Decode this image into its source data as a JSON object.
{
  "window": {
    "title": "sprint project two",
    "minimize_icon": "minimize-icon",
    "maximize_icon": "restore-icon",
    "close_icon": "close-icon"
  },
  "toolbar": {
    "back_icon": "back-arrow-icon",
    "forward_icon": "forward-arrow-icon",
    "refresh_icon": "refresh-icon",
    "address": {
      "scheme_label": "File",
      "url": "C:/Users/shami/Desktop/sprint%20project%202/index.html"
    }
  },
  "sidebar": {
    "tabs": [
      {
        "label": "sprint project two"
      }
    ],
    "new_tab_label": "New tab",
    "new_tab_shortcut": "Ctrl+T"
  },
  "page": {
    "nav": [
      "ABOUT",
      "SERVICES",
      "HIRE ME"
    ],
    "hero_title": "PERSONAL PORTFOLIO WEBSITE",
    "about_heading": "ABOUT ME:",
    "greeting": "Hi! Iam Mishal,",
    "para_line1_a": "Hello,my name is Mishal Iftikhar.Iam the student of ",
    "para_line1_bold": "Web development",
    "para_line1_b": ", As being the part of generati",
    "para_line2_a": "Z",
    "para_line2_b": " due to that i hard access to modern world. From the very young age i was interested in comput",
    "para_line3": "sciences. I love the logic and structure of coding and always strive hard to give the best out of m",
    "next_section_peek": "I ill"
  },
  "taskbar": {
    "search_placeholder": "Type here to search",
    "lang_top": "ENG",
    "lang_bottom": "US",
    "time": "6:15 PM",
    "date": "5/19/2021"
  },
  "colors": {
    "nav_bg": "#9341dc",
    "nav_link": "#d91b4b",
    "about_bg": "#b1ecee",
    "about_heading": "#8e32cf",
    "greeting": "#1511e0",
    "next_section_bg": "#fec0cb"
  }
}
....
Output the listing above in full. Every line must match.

Decode this image into its source data as a JSON object.
{
  "window": {
    "title": "sprint project two",
    "minimize_icon": "minimize-icon",
    "maximize_icon": "restore-icon",
    "close_icon": "close-icon"
  },
  "toolbar": {
    "back_icon": "back-arrow-icon",
    "forward_icon": "forward-arrow-icon",
    "refresh_icon": "refresh-icon",
    "address": {
      "scheme_label": "File",
      "url": "C:/Users/shami/Desktop/sprint%20project%202/index.html"
    }
  },
  "sidebar": {
    "tabs": [
      {
        "label": "sprint project two"
      }
    ],
    "new_tab_label": "New tab",
    "new_tab_shortcut": "Ctrl+T"
  },
  "page": {
    "nav": [
      "ABOUT",
      "SERVICES",
      "HIRE ME"
    ],
    "hero_title": "PERSONAL PORTFOLIO WEBSITE",
    "about_heading": "ABOUT ME:",
    "greeting": "Hi! Iam Mishal,",
    "para_line1_a": "Hello,my name is Mishal Iftikhar.Iam the student of ",
    "para_line1_bold": "Web development",
    "para_line1_b": ", As being the part of generati",
    "para_line2_a": "Z",
    "para_line2_b": " due to that i hard access to modern world. From the very young age i was interested in comput",
    "para_line3": "sciences. I love the logic and structure of coding and always strive hard to give the best out of m",
    "next_section_peek": "I ill"
  },
  "taskbar": {
    "search_placeholder": "Type here to search",
    "lang_top": "ENG",
    "lang_bottom": "US",
    "time": "6:15 PM",
    "date": "5/19/2021"
  },
  "colors": {
    "nav_bg": "#9341dc",
    "nav_link": "#d91b4b",
    "about_bg": "#b1ecee",
    "about_heading": "#8e32cf",
    "greeting": "#1511e0",
    "next_section_bg": "#fec0cb"
  }
}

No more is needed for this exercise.